A sick system

Current public health care spending is misguided

By Ajay Ravichandran

In the past few months, we’ve seen a lot of hand-wringing about the looming American fiscal crisis, but there has been far too little focused discussion of the single largest contributor to it: growing public health care spending. The Congressional Budget Office has estimated that if no changes are made, outlays for Medicare (which pays for medical care for the elderly) and Medicaid (which pays for care for low-income Americans) will rise to roughly 12 percent of our gross domestic product by 2050—roughly two-thirds of the average share of the economy going to federal revenue. In order for the federal government to meet its obligations to the poor and the elderly and still be able to perform other important roles—without raising taxes to punitively high levels—we need to find a way to reduce this projected cost growth. The solutions on the table from both the left and the right provide valuable starting points, but the ultimate goal must be a system which gives the beneficiaries of federal health programs incentives to demand less care while preventing the re-emergence of the barriers to accessing health care that both programs were created to remove.

The main Democratic proposal has already been enacted as part of the new health care law. It involves creating a panel of independent experts, the Independent Payment Advisory Board (IPAB), to evaluate the treatments which Medicare covers for cost-effectiveness and adjust the program’s policies accordingly. Approaches that are not cost-effective either will not be covered or will be reimbursed at lower rates. While this is a sensible policy for improving the value Medicare provides and will likely lead to some cost reduction, we should not expect it to play a large role in bringing down costs. Efforts to push down prices for expensive medical services have been tried before, and providers typically respond by simply billing the government for more of those services in order to make up the shortfall.

The main Republican alternative, which is included in Representative Paul Ryan’s budget proposal, gets at the real source of skyrocketing health care costs more directly than the Democratic proposal. Since health care costs are rising throughout the economy, it makes sense to look at features which both private and public health care payment systems share to try to figure out what’s driving the increase. The main characteristic that jumps out is the absence of direct consumer control over spending. Most Americans pay for the bulk of their health care indirectly through premium payments, employer-provided coverage, or taxes; they are rarely billed for the full cost of any specific treatment. Therefore, they have no incentive to ensure that they’re getting good value for any given procedure. Ryan’s approach addresses this issue by converting most federal health spending into vouchers that are given directly to households—since any health care spending would then come from funds that people control directly, they would pursue low-cost options.

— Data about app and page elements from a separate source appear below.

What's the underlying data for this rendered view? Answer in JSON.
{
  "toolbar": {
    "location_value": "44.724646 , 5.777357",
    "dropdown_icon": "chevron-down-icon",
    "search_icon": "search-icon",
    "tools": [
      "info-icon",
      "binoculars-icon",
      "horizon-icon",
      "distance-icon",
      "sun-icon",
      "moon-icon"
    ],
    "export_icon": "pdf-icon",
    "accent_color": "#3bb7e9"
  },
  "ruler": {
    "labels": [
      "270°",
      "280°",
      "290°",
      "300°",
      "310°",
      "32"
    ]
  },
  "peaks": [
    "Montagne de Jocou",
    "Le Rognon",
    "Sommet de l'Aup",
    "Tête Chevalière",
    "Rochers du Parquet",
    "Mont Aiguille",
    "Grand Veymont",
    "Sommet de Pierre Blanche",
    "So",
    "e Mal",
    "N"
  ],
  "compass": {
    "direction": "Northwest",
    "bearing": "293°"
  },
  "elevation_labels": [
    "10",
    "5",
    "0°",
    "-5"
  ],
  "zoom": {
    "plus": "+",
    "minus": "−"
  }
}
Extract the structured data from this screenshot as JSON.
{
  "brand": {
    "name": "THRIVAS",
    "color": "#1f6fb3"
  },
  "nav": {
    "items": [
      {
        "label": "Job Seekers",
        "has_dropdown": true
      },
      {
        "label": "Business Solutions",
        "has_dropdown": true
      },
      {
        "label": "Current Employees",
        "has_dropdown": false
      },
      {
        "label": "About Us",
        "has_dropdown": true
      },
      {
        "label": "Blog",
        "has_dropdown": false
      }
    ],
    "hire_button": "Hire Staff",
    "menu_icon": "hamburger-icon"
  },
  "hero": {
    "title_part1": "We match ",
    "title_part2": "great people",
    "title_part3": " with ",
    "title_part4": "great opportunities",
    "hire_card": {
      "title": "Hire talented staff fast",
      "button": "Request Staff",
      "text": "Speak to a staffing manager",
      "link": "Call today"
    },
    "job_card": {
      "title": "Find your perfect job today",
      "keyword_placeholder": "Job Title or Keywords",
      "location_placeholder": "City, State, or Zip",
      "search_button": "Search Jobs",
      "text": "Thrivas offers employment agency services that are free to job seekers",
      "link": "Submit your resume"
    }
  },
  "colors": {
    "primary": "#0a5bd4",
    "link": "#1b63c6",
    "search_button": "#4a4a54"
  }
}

While this approach has merit, it is limited by its failure to properly account for the purpose of Medicare. The program was created primarily because elderly people were priced out of the private insurance market due to their greater demand for medical treatment—insurers could expect to spend more paying the claims of a typical elderly American than they took in as premiums. While Republicans might justifiably claim that it would be better for elderly people to use Medicare vouchers to pay for most care out-of-pocket so they maintain direct control over insurance spending, “most” is the key term here. There are some medical expenses, such as catastrophic accidents, which truly cannot be anticipated. Insurance is designed to pool these unforeseeable risks so that any one person afflicted by them can use the resources of others in the pool to cope (as can any of those others when disaster strikes them). Since it is virtually impossible for elderly people to be worth insuring, it seems appropriate for the government to directly provide them with subsidized catastrophic insurance coverage. Such coverage would cost much less than the comprehensive coverage offered now, since medical emergencies are relatively rare. Elderly people could pay for their remaining healthcare expenses through savings and a voucher program which would serve the low-income elderly as well as former Medicaid recipients.

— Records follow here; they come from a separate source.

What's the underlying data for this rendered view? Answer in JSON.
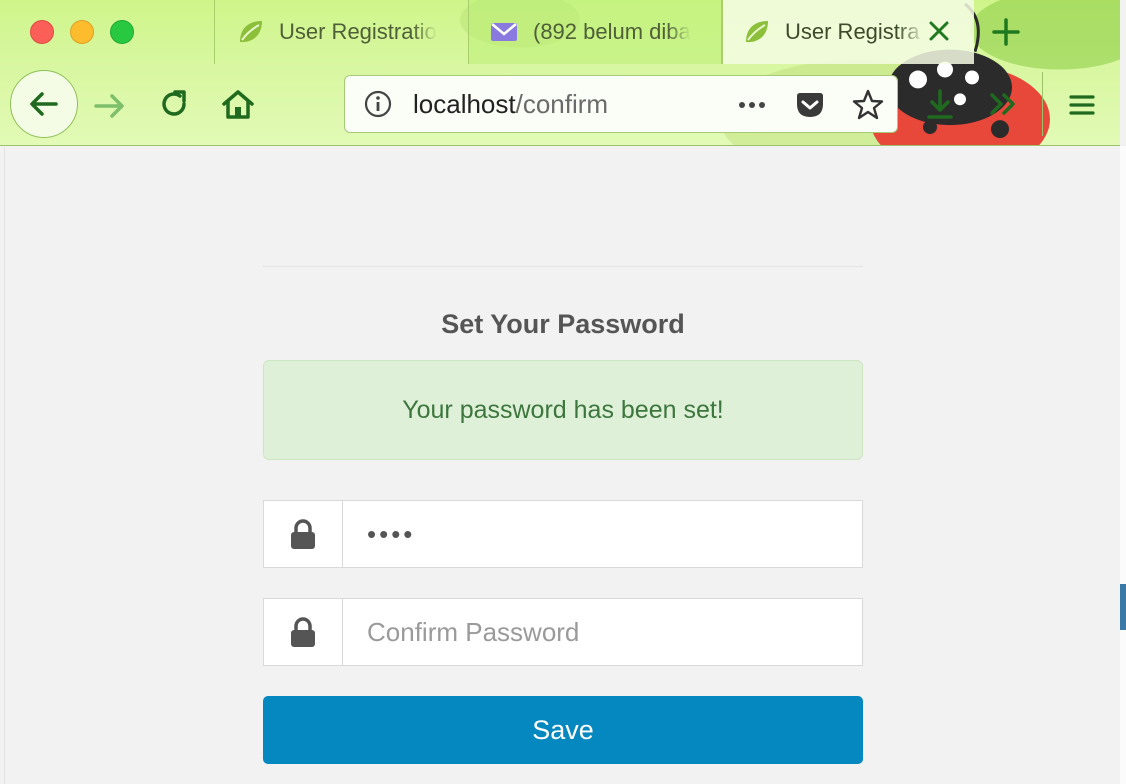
{
  "browser": {
    "tabs": [
      {
        "label": "User Registratio",
        "favicon": "spring-leaf-icon",
        "active": false
      },
      {
        "label": "(892 belum diba",
        "favicon": "envelope-icon",
        "active": false
      },
      {
        "label": "User Registra",
        "favicon": "spring-leaf-icon",
        "active": true
      }
    ],
    "url": {
      "host": "localhost",
      "path": "/confirm"
    },
    "toolbar_icons": [
      "back-arrow-icon",
      "forward-arrow-icon",
      "reload-icon",
      "home-icon",
      "info-icon",
      "more-icon",
      "pocket-icon",
      "star-icon",
      "download-icon",
      "overflow-icon",
      "menu-icon"
    ],
    "accent_color": "#1f7a1f"
  },
  "form": {
    "title": "Set Your Password",
    "alert_message": "Your password has been set!",
    "password_value": "••••",
    "confirm_placeholder": "Confirm Password",
    "save_label": "Save",
    "colors": {
      "alert_bg": "#dff0d8",
      "alert_text": "#3c763d",
      "button_bg": "#0588bf"
    }
  }
}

Thus, the best approach to reducing public health care spending lies in correctly distinguishing between beneficial and harmful government intervention in the economy. The government can do harm when it mistakenly subsidizes socially destructive behavior. However, intelligently crafted government programs can spend on important priorities without creating bad incentives: Government intervention is sometimes the only way to provide certain social goods. A proper understanding of these distinctions would go a long way toward addressing the burgeoning cost of federal health care programs as well as various other problems we face.

—Ajay Ravichandran is a third-year in the College majoring in Political Science.